Reproduce the complete set of records, exactly as they appear.

◆ ◆ ◆ ◆

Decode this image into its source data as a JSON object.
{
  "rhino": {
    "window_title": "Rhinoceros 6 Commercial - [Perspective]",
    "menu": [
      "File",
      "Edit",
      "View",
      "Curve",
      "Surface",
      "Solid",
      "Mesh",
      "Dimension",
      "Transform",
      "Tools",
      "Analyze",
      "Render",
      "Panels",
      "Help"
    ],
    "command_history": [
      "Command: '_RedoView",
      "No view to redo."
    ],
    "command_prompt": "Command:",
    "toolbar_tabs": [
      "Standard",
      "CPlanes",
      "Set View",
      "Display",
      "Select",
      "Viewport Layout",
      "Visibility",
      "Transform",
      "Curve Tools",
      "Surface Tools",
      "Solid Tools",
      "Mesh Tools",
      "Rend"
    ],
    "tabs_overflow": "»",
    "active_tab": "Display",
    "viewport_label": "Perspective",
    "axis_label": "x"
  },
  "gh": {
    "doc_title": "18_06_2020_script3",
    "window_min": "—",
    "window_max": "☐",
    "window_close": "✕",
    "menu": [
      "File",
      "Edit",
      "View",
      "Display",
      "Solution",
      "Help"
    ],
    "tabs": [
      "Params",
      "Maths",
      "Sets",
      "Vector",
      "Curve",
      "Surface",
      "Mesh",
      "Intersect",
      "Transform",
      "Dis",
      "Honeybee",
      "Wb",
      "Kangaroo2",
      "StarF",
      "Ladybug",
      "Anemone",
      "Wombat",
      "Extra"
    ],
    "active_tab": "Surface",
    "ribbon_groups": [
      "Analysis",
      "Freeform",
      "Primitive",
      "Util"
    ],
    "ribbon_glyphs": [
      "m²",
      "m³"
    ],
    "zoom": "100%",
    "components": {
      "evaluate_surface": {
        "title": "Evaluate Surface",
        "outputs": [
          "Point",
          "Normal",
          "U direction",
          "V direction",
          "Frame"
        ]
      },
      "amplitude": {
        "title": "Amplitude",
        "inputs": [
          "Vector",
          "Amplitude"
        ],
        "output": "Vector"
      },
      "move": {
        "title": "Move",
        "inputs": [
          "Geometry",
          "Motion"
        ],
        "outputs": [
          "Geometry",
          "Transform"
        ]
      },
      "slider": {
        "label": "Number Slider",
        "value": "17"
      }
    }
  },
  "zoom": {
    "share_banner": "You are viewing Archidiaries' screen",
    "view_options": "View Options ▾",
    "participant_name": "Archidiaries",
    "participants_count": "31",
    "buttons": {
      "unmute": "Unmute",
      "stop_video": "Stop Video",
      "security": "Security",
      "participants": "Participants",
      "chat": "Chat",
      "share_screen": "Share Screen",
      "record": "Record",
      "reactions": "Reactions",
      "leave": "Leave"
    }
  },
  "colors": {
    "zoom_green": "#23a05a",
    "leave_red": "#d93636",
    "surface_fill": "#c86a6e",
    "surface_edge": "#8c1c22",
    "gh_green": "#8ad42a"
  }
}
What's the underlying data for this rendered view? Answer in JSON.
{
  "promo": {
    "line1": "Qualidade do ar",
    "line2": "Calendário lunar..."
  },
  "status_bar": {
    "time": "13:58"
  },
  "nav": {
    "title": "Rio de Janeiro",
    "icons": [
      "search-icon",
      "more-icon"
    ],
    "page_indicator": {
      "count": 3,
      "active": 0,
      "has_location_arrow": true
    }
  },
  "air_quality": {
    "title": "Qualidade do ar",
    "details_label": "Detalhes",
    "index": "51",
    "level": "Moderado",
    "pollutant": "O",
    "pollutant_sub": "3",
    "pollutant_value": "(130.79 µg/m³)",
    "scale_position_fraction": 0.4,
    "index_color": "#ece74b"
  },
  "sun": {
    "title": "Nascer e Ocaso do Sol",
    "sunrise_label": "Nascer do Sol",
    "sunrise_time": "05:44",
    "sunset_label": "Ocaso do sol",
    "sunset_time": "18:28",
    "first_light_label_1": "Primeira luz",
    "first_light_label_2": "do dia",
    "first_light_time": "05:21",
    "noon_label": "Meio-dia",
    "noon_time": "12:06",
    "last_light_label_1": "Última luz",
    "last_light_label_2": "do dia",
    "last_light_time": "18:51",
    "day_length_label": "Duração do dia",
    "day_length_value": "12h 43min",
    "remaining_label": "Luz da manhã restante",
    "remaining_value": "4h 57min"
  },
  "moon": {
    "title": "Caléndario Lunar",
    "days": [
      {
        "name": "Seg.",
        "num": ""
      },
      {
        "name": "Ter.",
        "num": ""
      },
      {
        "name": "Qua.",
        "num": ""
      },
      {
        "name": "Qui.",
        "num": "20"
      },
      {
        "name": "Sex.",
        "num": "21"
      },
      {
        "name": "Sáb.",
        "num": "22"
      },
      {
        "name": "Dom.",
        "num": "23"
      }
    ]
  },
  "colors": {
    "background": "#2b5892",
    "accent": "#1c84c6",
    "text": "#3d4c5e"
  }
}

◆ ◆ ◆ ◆

▶ _Expected answer_:
Decode this image into its source data as a JSON object.
{
  "rhino": {
    "window_title": "Rhinoceros 6 Commercial - [Perspective]",
    "menu": [
      "File",
      "Edit",
      "View",
      "Curve",
      "Surface",
      "Solid",
      "Mesh",
      "Dimension",
      "Transform",
      "Tools",
      "Analyze",
      "Render",
      "Panels",
      "Help"
    ],
    "command_history": [
      "Command: '_RedoView",
      "No view to redo."
    ],
    "command_prompt": "Command:",
    "toolbar_tabs": [
      "Standard",
      "CPlanes",
      "Set View",
      "Display",
      "Select",
      "Viewport Layout",
      "Visibility",
      "Transform",
      "Curve Tools",
      "Surface Tools",
      "Solid Tools",
      "Mesh Tools",
      "Rend"
    ],
    "tabs_overflow": "»",
    "active_tab": "Display",
    "viewport_label": "Perspective",
    "axis_label": "x"
  },
  "gh": {
    "doc_title": "18_06_2020_script3",
    "window_min": "—",
    "window_max": "☐",
    "window_close": "✕",
    "menu": [
      "File",
      "Edit",
      "View",
      "Display",
      "Solution",
      "Help"
    ],
    "tabs": [
      "Params",
      "Maths",
      "Sets",
      "Vector",
      "Curve",
      "Surface",
      "Mesh",
      "Intersect",
      "Transform",
      "Dis",
      "Honeybee",
      "Wb",
      "Kangaroo2",
      "StarF",
      "Ladybug",
      "Anemone",
      "Wombat",
      "Extra"
    ],
    "active_tab": "Surface",
    "ribbon_groups": [
      "Analysis",
      "Freeform",
      "Primitive",
      "Util"
    ],
    "ribbon_glyphs": [
      "m²",
      "m³"
    ],
    "zoom": "100%",
    "components": {
      "evaluate_surface": {
        "title": "Evaluate Surface",
        "outputs": [
          "Point",
          "Normal",
          "U direction",
          "V direction",
          "Frame"
        ]
      },
      "amplitude": {
        "title": "Amplitude",
        "inputs": [
          "Vector",
          "Amplitude"
        ],
        "output": "Vector"
      },
      "move": {
        "title": "Move",
        "inputs": [
          "Geometry",
          "Motion"
        ],
        "outputs": [
          "Geometry",
          "Transform"
        ]
      },
      "slider": {
        "label": "Number Slider",
        "value": "17"
      }
    }
  },
  "zoom": {
    "share_banner": "You are viewing Archidiaries' screen",
    "view_options": "View Options ▾",
    "participant_name": "Archidiaries",
    "participants_count": "31",
    "buttons": {
      "unmute": "Unmute",
      "stop_video": "Stop Video",
      "security": "Security",
      "participants": "Participants",
      "chat": "Chat",
      "share_screen": "Share Screen",
      "record": "Record",
      "reactions": "Reactions",
      "leave": "Leave"
    }
  },
  "colors": {
    "zoom_green": "#23a05a",
    "leave_red": "#d93636",
    "surface_fill": "#c86a6e",
    "surface_edge": "#8c1c22",
    "gh_green": "#8ad42a"
  }
}
What's the underlying data for this rendered view? Answer in JSON.
{
  "promo": {
    "line1": "Qualidade do ar",
    "line2": "Calendário lunar..."
  },
  "status_bar": {
    "time": "13:58"
  },
  "nav": {
    "title": "Rio de Janeiro",
    "icons": [
      "search-icon",
      "more-icon"
    ],
    "page_indicator": {
      "count": 3,
      "active": 0,
      "has_location_arrow": true
    }
  },
  "air_quality": {
    "title": "Qualidade do ar",
    "details_label": "Detalhes",
    "index": "51",
    "level": "Moderado",
    "pollutant": "O",
    "pollutant_sub": "3",
    "pollutant_value": "(130.79 µg/m³)",
    "scale_position_fraction": 0.4,
    "index_color": "#ece74b"
  },
  "sun": {
    "title": "Nascer e Ocaso do Sol",
    "sunrise_label": "Nascer do Sol",
    "sunrise_time": "05:44",
    "sunset_label": "Ocaso do sol",
    "sunset_time": "18:28",
    "first_light_label_1": "Primeira luz",
    "first_light_label_2": "do dia",
    "first_light_time": "05:21",
    "noon_label": "Meio-dia",
    "noon_time": "12:06",
    "last_light_label_1": "Última luz",
    "last_light_label_2": "do dia",
    "last_light_time": "18:51",
    "day_length_label": "Duração do dia",
    "day_length_value": "12h 43min",
    "remaining_label": "Luz da manhã restante",
    "remaining_value": "4h 57min"
  },
  "moon": {
    "title": "Caléndario Lunar",
    "days": [
      {
        "name": "Seg.",
        "num": ""
      },
      {
        "name": "Ter.",
        "num": ""
      },
      {
        "name": "Qua.",
        "num": ""
      },
      {
        "name": "Qui.",
        "num": "20"
      },
      {
        "name": "Sex.",
        "num": "21"
      },
      {
        "name": "Sáb.",
        "num": "22"
      },
      {
        "name": "Dom.",
        "num": "23"
      }
    ]
  },
  "colors": {
    "background": "#2b5892",
    "accent": "#1c84c6",
    "text": "#3d4c5e"
  }
}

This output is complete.